Here’s some added detail on the biggest patent litigation settlement in history: Microsoft ordered to pay Alcatel $1.5 B based on its Windows Media Player infringing the French telecoms’ MP3 technology. The jury found Microsoft infringed the RE39,080 patent for a “rate loop processor for perceptual encoder/decoder” and
US 5,341,457 on “perceptual coding of audio signals”. The jury set a royalty of 0.5% for each of the two patents infringed (1.0% total) for sales on Windows Media Players back to version 6.1. If you asked yourself exactly what this case is about, keep reading…
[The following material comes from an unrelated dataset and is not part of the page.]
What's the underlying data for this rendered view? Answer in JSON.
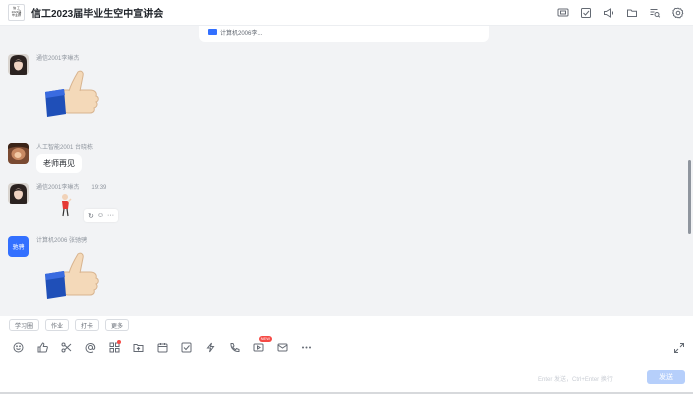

Alcatel received the highest award ever for a patent infringement based on Microsoft’s use of Alcatel’s patented MP3 technology. The $1.5 B settlement is significantly more than the previous high of $909mm Kodak was ordered to pay to Polaroid in the early ’90s for violating patents related to instant cameras.
The case was originally filed in federal court in Virginia pitting Lucent against Gateway and Dell over patents related to color memory, video-search functions and controlling a computer with a stylus. Microsoft joined the case as it was obligated to indemnify and reimburse Gateway and Dell. Then Lucent, Dell, and Microsoft filed various other actions against one another in numerous jurisdictions ultimately leading to the cases being combined all in one jurisdiction – the Southern District Court for California. Judge Brewster then broke all the merged actions into several cases (all in his jurisdiction) based on technology. The case on the patented MP3 technology was the first one decided. Alcatel acquired Lucent last year resulting in the Alcatel v. Microsoft dispute.
Though difficult to track down, here is a folder of the Alcatel and Microsoft patents involved in the various disputes against one another. For this specific case, the jury found that Windows Media Player infringed claims 1, 3, and 4 of the ’080 patent and claims 1, 5, and 10 of the ’457 patent. In case you’re wondering, and we were, here’s a couple exemplary claims…
Claim 1 of the ’080 patent reads as:
Claim 1 of the ’457 patents reads as:
Considering that Alcatel paid $11.6 B for Lucent last year – receiving $1.56 B back on 2 patents could go a long way towards justifying the acquisition. With several more cases still pending, the end result may be even bigger.